What is required. Set down the listing again, word for word.

Dataset entries.
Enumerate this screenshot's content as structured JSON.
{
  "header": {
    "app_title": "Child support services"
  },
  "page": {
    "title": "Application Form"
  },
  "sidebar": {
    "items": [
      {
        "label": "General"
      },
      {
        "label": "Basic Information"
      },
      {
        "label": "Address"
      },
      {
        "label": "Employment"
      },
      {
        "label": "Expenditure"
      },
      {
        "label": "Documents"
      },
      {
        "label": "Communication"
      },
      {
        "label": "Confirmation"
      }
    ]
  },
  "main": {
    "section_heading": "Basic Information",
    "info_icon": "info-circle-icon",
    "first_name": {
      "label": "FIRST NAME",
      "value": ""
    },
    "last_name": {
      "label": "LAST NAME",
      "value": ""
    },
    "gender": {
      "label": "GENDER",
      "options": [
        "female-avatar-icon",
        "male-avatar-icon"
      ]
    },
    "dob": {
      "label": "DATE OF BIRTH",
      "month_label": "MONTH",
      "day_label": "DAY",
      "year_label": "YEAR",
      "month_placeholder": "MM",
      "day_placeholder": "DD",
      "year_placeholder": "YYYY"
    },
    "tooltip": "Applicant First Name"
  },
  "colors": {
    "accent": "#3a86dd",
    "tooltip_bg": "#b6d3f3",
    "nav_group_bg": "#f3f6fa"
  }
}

Solution to this task.
Enumerate this screenshot's content as structured JSON.
{
  "header": {
    "app_title": "Child support services"
  },
  "page": {
    "title": "Application Form"
  },
  "sidebar": {
    "items": [
      {
        "label": "General"
      },
      {
        "label": "Basic Information"
      },
      {
        "label": "Address"
      },
      {
        "label": "Employment"
      },
      {
        "label": "Expenditure"
      },
      {
        "label": "Documents"
      },
      {
        "label": "Communication"
      },
      {
        "label": "Confirmation"
      }
    ]
  },
  "main": {
    "section_heading": "Basic Information",
    "info_icon": "info-circle-icon",
    "first_name": {
      "label": "FIRST NAME",
      "value": ""
    },
    "last_name": {
      "label": "LAST NAME",
      "value": ""
    },
    "gender": {
      "label": "GENDER",
      "options": [
        "female-avatar-icon",
        "male-avatar-icon"
      ]
    },
    "dob": {
      "label": "DATE OF BIRTH",
      "month_label": "MONTH",
      "day_label": "DAY",
      "year_label": "YEAR",
      "month_placeholder": "MM",
      "day_placeholder": "DD",
      "year_placeholder": "YYYY"
    },
    "tooltip": "Applicant First Name"
  },
  "colors": {
    "accent": "#3a86dd",
    "tooltip_bg": "#b6d3f3",
    "nav_group_bg": "#f3f6fa"
  }
}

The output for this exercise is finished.